After his death, she opened Bindeshwar Rai Foundation, an NGO in his name to keep his memory alive.
A Banaras Hindu University (BHU) graduate in Painting Honours, Punam has been emancipating hundreds of children through painting and taekwondo. While she has hired taekwondo trainers for her NGO, she teaches painting herself.
Punam was born in Bihar’s Vaishali district to a PWD engineer and a homemaker. She grew up with two brothers, and says that there was never a time when her parents discriminated between their sons and daughter. She was encouraged to study and complete her graduation when the family moved to Varanasi due to her father’s job transfer.
A year after graduating in 1995, she was married.
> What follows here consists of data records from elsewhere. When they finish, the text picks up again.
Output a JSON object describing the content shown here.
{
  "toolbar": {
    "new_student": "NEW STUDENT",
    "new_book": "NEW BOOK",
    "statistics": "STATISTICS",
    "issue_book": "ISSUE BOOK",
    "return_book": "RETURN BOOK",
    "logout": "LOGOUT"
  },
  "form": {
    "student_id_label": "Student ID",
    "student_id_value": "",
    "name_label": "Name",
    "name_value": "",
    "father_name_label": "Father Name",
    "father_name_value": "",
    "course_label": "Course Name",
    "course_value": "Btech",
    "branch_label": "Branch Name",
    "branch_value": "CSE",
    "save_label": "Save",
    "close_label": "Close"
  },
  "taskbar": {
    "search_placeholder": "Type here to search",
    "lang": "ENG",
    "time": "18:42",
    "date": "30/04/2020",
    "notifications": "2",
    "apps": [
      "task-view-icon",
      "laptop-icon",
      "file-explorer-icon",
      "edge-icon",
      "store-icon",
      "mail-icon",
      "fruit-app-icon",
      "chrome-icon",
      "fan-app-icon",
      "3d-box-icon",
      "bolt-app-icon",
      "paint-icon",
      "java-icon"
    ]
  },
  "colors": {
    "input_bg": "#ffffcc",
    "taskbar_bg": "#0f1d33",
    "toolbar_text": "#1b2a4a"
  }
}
Within a week, she learned that her husband had not studied beyond Class 12, contrary to what his parents had told her family.
“We were told he was an engineer who had studied in Manipal University. His parents also took dowry because of this. In fact, my father gave two trucks worth of gifts to them, and it included everything — from a needle to a fridge, a washing machine to a television set. I was unaware of the dowry deal,” Punam says.
Despite giving dowry worth lakhs, Punam was ill-treated by her husband. Mental and physical harassment became an everyday occurance, and a month after the marriage, Punam left the house.
However, when her in-laws found out she was pregnant, they begged her to come back and her husband promised to treat her well. The situation seemed to improve but when the baby was delivered, everything fell apart.
But thanks to her family’s love, strength and support, Punam’s upper body started recovering through tedious physiotherapy sessions. Considering this as her second chance at life, she kept a positive attitude.
Naresh, her elder brother, says, “My sister is made of steel, and as a brother, the least I can do is be there for her. She has inspired so many individuals, including myself. All I want to say is that if your family member is going through a crisis, do not let them be alone.”